Sailing Adventure; Turks and Caicos
On our recent trip to Turks and Caicos in the British West Indies we decided to do something different. We chartered a sail boat for an afternoon out on the water. After doing some research online we booked our charter with Captain David Douglas at Sun Charters. Sun Charters takes guests out on their 77' sailing schooner Atabeyra. For those not familiar with boating or sailing, 77' is a big boat.
Sun Tours normally takes out groups of tourists, but for this charter there were only two of us plus crew. A private charter is more expensive, but it's a great way to customize your day on the water and the crew is there to cater to you.

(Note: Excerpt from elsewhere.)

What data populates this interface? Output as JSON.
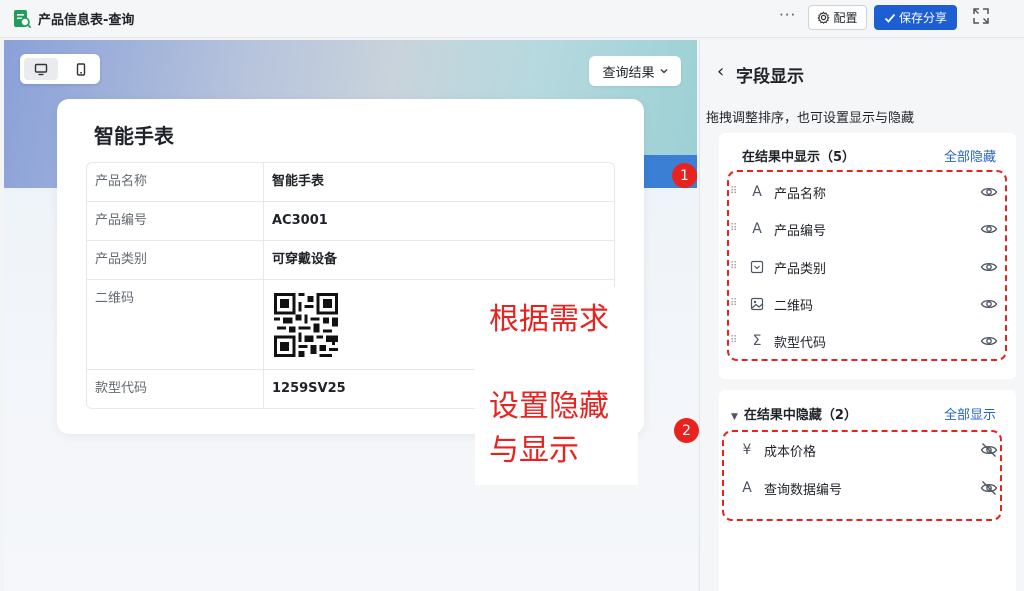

As we left Atabeyra's protected inlet and passed Blue Haven Marina Captain David told us how he used to sail Atabeyra between the Dominican Republic and Turks and Caicos as a cargo vessel. Now, re-fitted as a charter vessel, Atabeyra's cargo is tourists looking to escape dry land for the turquoise waters surrounding TCI.
We selected a half-day charter with a sunset cruise. We headed out around 2pm and headed back into the dock just as the sun was going down. During our trip to Turks and Caicos hurricane Gonzalo was hammering Bermuda. This didn't really impact the weather in Provinciales, but it did create choppy seas on the north side of the island. As a result Captain David took us south.
The ride was relatively smooth and tranquil. Once we cleared Blue Haven and made it into open water the sails went up, even a member of the Travel at Random team helped with the lines. We sailed south with Long Bay Beach off of our starboard (right) side. The water on the south side of Provo is relatively shallow. In fact, at low tide it's not uncommon for boats to get stuck.
Our first snorkeling destination was a beached and abandoned Russian cargo ship. This eerie ship wreck sits on the bottom of the ocean in about ten feet of water. Built in the 1950's, Captain David told us this ship ran aground during a hurricane about a decade ago and was eventually towed to its current location. Now it serves as a tourist destination. If you're brave enough, and have had a tetanus shot, there's even a cargo net on the ship's port side that you can climb aboard and then dive off the ship into the ocean.
Captain David and his mate anchored us off of the ship's starboard side near the stern. We geared up and jumped into the water to snorkel around the ship. The water is normally crystal clear, but because of the hurricane it was a little cloudy on our trip. Despite this, we still had great visibility. It was interesting to see the ship's rudder sitting in the sand and it's propellor was home to schools of fish. As we made our way to the bow we saw random debris from the ship that prior visitors had thrown overboard. Captain David had told us to look out for a barracuda that liked to hang out near the bow. Sure enough we found him swimming around the ship's anchor.
When we climbed back onboard Atabeyra, Captain David greeted us with a pitcher of rum punch and a bowl of chips and salsa. The charter fee includes beer, wine, rum punch, water and light snacks. If you charter the boat for the entire day they'll prepare lunch. If there's something specific you'd like ask ahead of time. While there may be an extra charge, the beauty behind a private charter is that you can customize your trip.
Upon leaving the shipwreck we sailed northwest towards the southern most point of Provinciales. Our crew had another destination in mind, a small bay just off the beach. We pulled into a shallow cove, so shallow most boats wouldn't dare venturing this close to land, but Atabeyra did it without any problems. Moments after setting the anchor Captain David spotted a couple of reef sharks swimming nearby. They retreated into the rocks as we got into the water. (Reef sharks don't normally bother people) In this snorkeling spot we saw schools of fish, some patches of corral and empty conch shells.
Once back aboard more rum punch was waiting. We were able to sit back and relax and enjoy the forty-five minute trip back to port. Captain David and his mate were very knowledgeable about the islands and were a pleasure to sail with. They made the trip enjoyable and I would definitely charter with them again.
- Make your reservations in advance. Especially during the peak season charters fill up.
- If you want to do a private charter remember to tip your crew. 10-20% of the charter cost is typical. The captain will distribute the gratuity to the crew.
- If you have special requests let the charter company know in advance.
- Group charters are less expensive and can be a great way to escape the beach for a few hours.